Docstoc

Six Tips to Reduce Stress in Domestic Horses

Document Sample
Six Tips to Reduce Stress in Domestic Horses Powered By Docstoc
					Six Tips to Reduce Stress in Domestic Horses
Horse stress can cause a variety of equine health problems but it is easy
to spot and control. Stress causes the release of cortisol, the "fight or
flight" stress hormone. This is a good thing when the situation requires
it, providing extra energy to flee predators or other dangers. Chronic
exposure to stress and the continued release of cortisol, however, will
have a negative impact on immunity, digestion, behavior, reproduction and
the cardiovascular system. Gastric ulcers, colic, and diarrhea may also
occur due to stress.
So what stresses out a horse? They're not on deadline, they don't commute
in heavy traffic, they don't have to manage the complicated school and
sports schedules of their children.
Typically, change to any of a horse's routine can cause an imbalance that
leads to stress. Have you changed feed? Different bedding? Changed
pastures or pasture mates? Small changes can upset even the biggest
horse.
Here are some common sources of horse stress and some tips to overcome
them:
1. Improper Feeding
In the wild, horses move and graze. In fact, feral horses spend 70
percent of their time grazing. If your horses are not on pasture, try to
feed at least four times a day at regular intervals.
Some feeds provide too much quick-release carbs. Consider switching to a
slow-energy feed.
2. Lack Of Exercise
Like people, a little exercise goes a long way towards burning off
stress. A walk, a ride, additional turnout...it's all good.
3. Isolation
Horses are herd animals. A herd provides security, status, emotional
support and entertainment. Without a companion, many horses get lonely
and stressed. Pasture mates can be horses but they don't have to be
horses.

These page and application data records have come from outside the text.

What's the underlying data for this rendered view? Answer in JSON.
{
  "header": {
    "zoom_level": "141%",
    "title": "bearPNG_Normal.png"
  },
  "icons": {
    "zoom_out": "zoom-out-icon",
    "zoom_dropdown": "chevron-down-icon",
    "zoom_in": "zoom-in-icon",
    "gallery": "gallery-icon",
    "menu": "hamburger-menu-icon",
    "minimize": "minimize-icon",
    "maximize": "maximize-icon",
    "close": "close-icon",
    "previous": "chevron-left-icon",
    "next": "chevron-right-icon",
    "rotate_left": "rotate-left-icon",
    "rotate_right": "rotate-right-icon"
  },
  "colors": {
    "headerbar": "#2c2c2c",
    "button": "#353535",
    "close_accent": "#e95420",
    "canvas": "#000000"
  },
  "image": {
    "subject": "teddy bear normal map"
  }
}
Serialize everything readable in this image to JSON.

Goats, llamas and donkeys are amiable companions, too.
When stabling your horse, be sure she can see her companions. Let her

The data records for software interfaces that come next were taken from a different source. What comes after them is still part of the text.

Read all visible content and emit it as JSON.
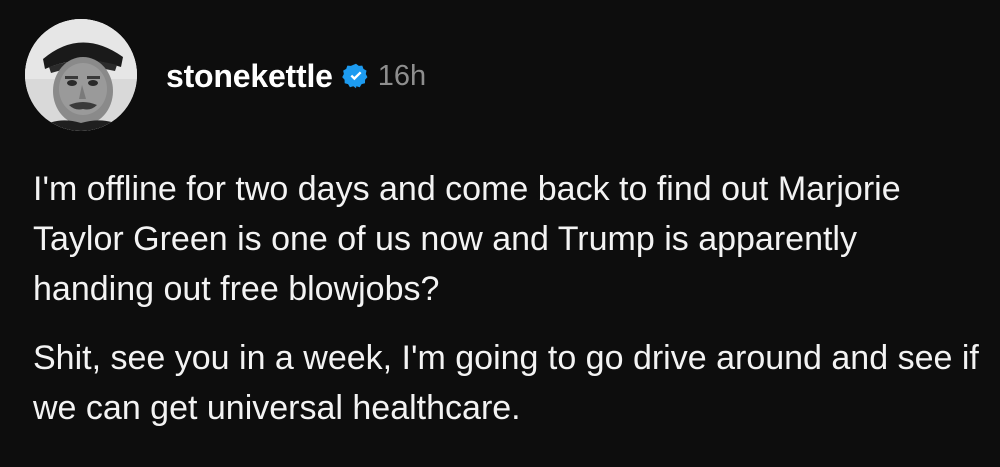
{
  "post": {
    "author": {
      "username": "stonekettle",
      "verified": true,
      "avatar_icon": "profile-photo-icon"
    },
    "timestamp": "16h",
    "paragraphs": [
      "I'm offline for two days and come back to find out Marjorie Taylor Green is one of us now and Trump is apparently handing out free blowjobs?",
      "Shit, see you in a week, I'm going to go drive around and see if we can get universal healthcare."
    ]
  },
  "colors": {
    "background": "#0d0d0d",
    "text": "#f3f3f3",
    "timestamp": "#8e8e8e",
    "verified_badge": "#1d9bf0"
  }
}
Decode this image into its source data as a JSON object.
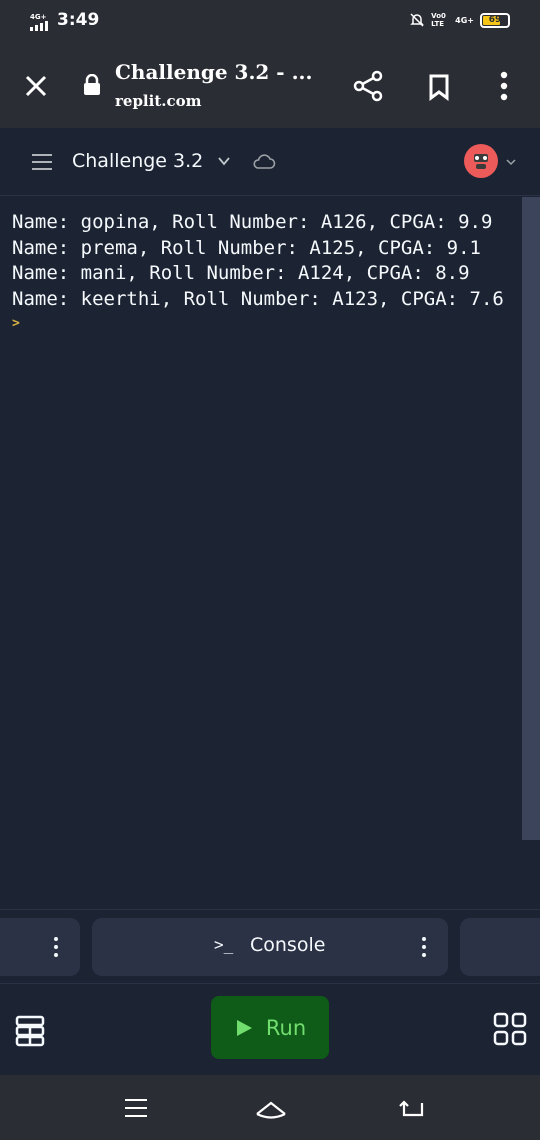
{
  "status_bar": {
    "network": "4G+",
    "time": "3:49",
    "volte": "Vo0 LTE",
    "network_right": "4G+",
    "battery": "69"
  },
  "browser": {
    "page_title": "Challenge 3.2 - ...",
    "host": "replit.com"
  },
  "repl": {
    "name": "Challenge 3.2"
  },
  "console": {
    "lines": [
      "Name: gopina, Roll Number: A126, CPGA: 9.9",
      "Name: prema, Roll Number: A125, CPGA: 9.1",
      "Name: mani, Roll Number: A124, CPGA: 8.9",
      "Name: keerthi, Roll Number: A123, CPGA: 7.6"
    ],
    "prompt": ">"
  },
  "tabs": {
    "console_glyph": ">_",
    "console_label": "Console"
  },
  "actions": {
    "run_label": "Run"
  },
  "colors": {
    "background": "#1c2333",
    "surface": "#2b3245",
    "run_button": "#0f5b18",
    "run_text": "#72dd6f",
    "prompt": "#d6b142",
    "avatar": "#ec5a5a"
  }
}
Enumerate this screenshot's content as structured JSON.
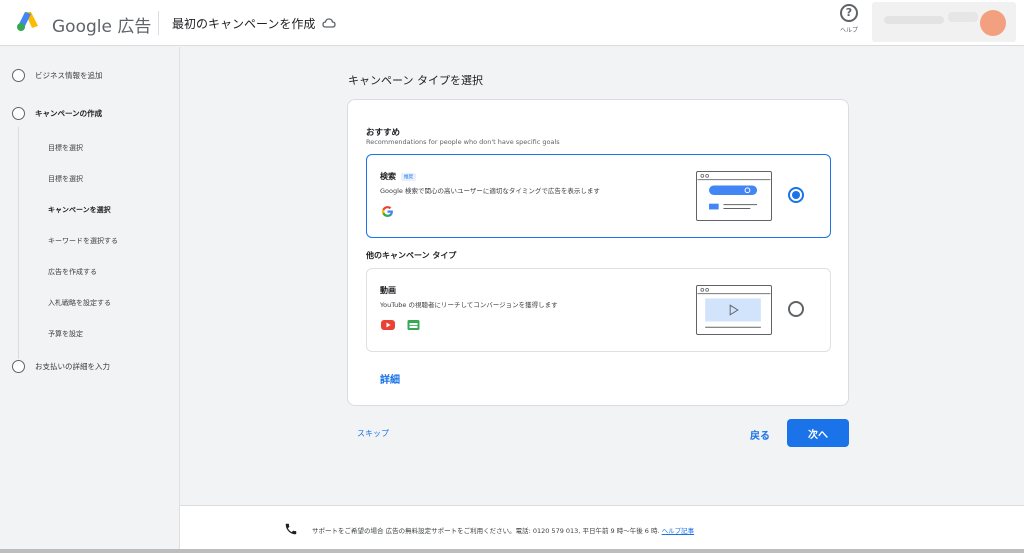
{
  "header": {
    "brand": "Google 広告",
    "page_title": "最初のキャンペーンを作成",
    "help_label": "ヘルプ"
  },
  "sidebar": {
    "steps": [
      {
        "label": "ビジネス情報を追加"
      },
      {
        "label": "キャンペーンの作成"
      },
      {
        "label": "お支払いの詳細を入力"
      }
    ],
    "substeps": [
      {
        "label": "目標を選択"
      },
      {
        "label": "目標を選択"
      },
      {
        "label": "キャンペーンを選択"
      },
      {
        "label": "キーワードを選択する"
      },
      {
        "label": "広告を作成する"
      },
      {
        "label": "入札戦略を設定する"
      },
      {
        "label": "予算を設定"
      }
    ]
  },
  "main": {
    "section_title": "キャンペーン タイプを選択",
    "recommended_title": "おすすめ",
    "recommended_subtitle": "Recommendations for people who don't have specific goals",
    "search_option": {
      "title": "検索",
      "badge": "推奨",
      "description": "Google 検索で関心の高いユーザーに適切なタイミングで広告を表示します",
      "selected": true
    },
    "other_title": "他のキャンペーン タイプ",
    "video_option": {
      "title": "動画",
      "description": "YouTube の視聴者にリーチしてコンバージョンを獲得します",
      "selected": false
    },
    "details_link": "詳細",
    "skip_link": "スキップ",
    "back_label": "戻る",
    "next_label": "次へ"
  },
  "footer": {
    "text": "サポートをご希望の場合 広告の無料設定サポートをご利用ください。電話: 0120 579 013, 平日午前 9 時～午後 6 時.",
    "link": "ヘルプ記事"
  },
  "colors": {
    "accent": "#1a73e8",
    "background": "#f1f3f4"
  }
}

know she's not alone!
4. Boredom
Boredom can cause stress in horses. Provide toys to combat common stress
related behaviors such as cribbing and weaving. Mirrors can reduce
anxiety for horses confined in their stalls. Looking at themselves is
very calming to some horses. This doesn't work for people. I've tried it.
5. Lack of Confidence
A confident horse is better able to cope with stress. Gently expose your
horse to new sights, sounds and smells, allowing your horse's natural
curiosity to expand their experience of their environment. Encourage
exploration; don't force the issue.
6. Contagious Stress
Speak to your horse in calming tones and stay cool. Do not become
stressed over the fact that your horse is stressed.
Reducing horse stress increases horse health. Many techniques require
nothing more than an understanding of a horse's basic evolutionary needs.
Respect your horse's natural instincts and she'll thrive, stress free!
Let Practical Horsekeeping show you how to become an efficient, effective
equine expert! Moira Clune and Noreen Girao provide helpful horse care
information with a practical twist at
http://www.PracticalHorsekeeping.com/ Our free horse care ezine shows you
the fastest, safest, smartest ways to care for your horse and create an
organized, appealing environment that works for horse and rider! Sign up
today and get our free, veterinarian approved Colic Preparedness Report
that shows you exactly what to do in a horse colic emergency. Join us
today at http://www.practicalhorsekeeping.com/horsecarenewsletter.html
and start getting practical!


				
DOCUMENT INFO
Shared By:
Categories:
Stats:
views:8
posted:10/21/2010
language:English
pages:2